Inside the package there is a styrofoam tray that holds the pack of fresh noodles, and a little foil packet of liquid soup base.  To prepare, we need to boil water in both our saucepan and our teakettle; we add the noodles to the saucepan and cook for 1-1/2 minutes (or 2-1/2 minutes if frozen), and meanwhile we mix 1-1/4 cups of boiling water with the soup base in our bowl.  Once the noodles are cooked, we drain them and add them to the bowl, and the noodles are ready to serve!

The noodles have a wonderful texture, much more like "real" restaurant ramen than the dry ramen everyone is used to.  The broth tastes a bit different than I was expecting from a shoyu broth; there is a strong taste of sesame oil which really overpowers the other flavors.  Overall, the soup is kind of plain, honestly, but I don't hold that against it, because it's clearly meant as a base for you to add your own ingredients (much like restaurant ramen).  So, although I think it is just okay on its own (and I felt obligated to review it that way), I am definitely looking forward to having it again--and adding my own green onion, crab stick, boiled egg, and other nifty ingredients to make this into a really awesome bowl of "real" ramen.  :)

Wednesday, May 16, 2012

Little Cook TVP Curry Chicken

Made By:  Namchow (Thailand) Ltd.
Required to Prepare:  Boiling Water
500 calories per package

It's been quite a while since I've been making regular updates here, but I did have a good reason for it--I've been busy trying to get my new candle business off the ground!  The website is far from done, but at least things are started up now.  Yesterday I finally made another run to Uwajimaya, so there are new noodles to review!  So, for a light dinner tonight, I decided to have this Curry Chicken flavored big-bowl noodle from Little Cook.  I thoroughly enjoyed the previous Little Cook product I tried, so I'm hoping this one will hit the spot as well.

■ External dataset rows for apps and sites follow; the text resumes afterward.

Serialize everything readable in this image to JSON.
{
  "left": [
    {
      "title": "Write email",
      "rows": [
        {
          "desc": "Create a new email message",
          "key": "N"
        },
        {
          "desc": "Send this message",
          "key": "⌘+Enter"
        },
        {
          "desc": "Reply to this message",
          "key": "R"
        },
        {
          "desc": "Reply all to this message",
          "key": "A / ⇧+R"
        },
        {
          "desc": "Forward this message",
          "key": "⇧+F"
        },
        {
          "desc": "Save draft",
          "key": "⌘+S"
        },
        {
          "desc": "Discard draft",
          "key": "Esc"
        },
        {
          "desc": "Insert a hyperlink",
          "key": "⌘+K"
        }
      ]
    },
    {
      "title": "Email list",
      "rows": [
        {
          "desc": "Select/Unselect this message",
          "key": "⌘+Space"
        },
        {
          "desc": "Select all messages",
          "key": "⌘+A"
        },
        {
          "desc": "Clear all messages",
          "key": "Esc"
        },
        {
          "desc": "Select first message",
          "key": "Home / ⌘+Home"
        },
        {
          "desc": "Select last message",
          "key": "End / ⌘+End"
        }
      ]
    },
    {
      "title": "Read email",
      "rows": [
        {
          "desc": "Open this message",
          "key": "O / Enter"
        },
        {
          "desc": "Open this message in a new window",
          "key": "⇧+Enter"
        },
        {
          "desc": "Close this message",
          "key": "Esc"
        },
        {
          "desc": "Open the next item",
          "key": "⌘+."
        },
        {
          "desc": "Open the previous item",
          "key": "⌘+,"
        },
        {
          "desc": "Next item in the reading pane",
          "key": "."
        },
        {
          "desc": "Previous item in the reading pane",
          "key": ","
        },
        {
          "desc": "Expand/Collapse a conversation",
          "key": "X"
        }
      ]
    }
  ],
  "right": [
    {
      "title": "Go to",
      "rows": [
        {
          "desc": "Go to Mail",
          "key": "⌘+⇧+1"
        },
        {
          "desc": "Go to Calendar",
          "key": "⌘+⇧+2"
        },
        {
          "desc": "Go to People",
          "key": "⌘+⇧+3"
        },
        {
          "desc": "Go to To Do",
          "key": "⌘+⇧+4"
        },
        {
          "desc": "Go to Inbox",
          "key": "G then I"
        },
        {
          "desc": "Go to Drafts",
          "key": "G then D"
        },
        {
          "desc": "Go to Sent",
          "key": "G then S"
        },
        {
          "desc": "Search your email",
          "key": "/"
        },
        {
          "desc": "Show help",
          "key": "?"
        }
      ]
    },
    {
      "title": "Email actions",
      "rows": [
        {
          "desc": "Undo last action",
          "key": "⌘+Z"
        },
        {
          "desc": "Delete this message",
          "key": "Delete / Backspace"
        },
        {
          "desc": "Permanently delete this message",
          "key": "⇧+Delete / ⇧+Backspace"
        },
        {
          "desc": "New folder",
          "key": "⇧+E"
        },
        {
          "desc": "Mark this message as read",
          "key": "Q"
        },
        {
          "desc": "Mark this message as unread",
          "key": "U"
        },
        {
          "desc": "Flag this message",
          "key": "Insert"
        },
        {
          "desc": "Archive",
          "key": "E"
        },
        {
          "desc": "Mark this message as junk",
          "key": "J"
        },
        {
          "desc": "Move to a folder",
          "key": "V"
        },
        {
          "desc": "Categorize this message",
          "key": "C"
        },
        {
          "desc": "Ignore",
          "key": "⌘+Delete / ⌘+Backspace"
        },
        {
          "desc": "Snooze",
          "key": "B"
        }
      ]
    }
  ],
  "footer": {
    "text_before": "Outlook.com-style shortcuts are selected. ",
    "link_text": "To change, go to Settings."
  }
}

Inside the bowl is the block of wide noodles, a small packet of seasoning powder, and the foil retort pouch that contains our curry sauce and meat.  We open the powdered seasoning and add it to the bowl, fill to the line with boiling water, close the lid, and place the retort pouch on top to warm up.  Three minutes later, we remove the lid, add the contents of the pouch to the soup, and stir it up.  While adding the pouch, I find myself slightly taken aback by how much the contents resemble the canned "Kibbles & Bits" food that we get as a treat for our German Shepherd... but it does seem to have a decent curry aroma, so I try to stay optimistic.

Once the soup is all stirred up, I note that the meat bits bear absolutely no resemblence to chicken whatsoever; they also have an unpleasant and unnatural spongy texture.  It is at this point, far too late, that I realize that the "TVP" on the package must stand for "Textured Vegetable Protein."  Beyond the distastefulness of the "meat," the broth is much more bland than I expected.  I am not sure how this happened, because something with 2,080 mg of sodium in it really shouldn't taste like it needs salt.  The noodles have a decent texture, but don't even manage to pick up the small amount of flavor that is present in the broth.  As a final insult, toward the bottom of the bowl I encounter a lot of gritty stuff that basically makes the last bit of the soup totally inedible.  If there is a high point, I guess it would be the little bits of potato that were included in the retort pouch, I kind of enjoyed the bites that included those... but if potato is what I was after, I probably should have just eaten a french fry.  :b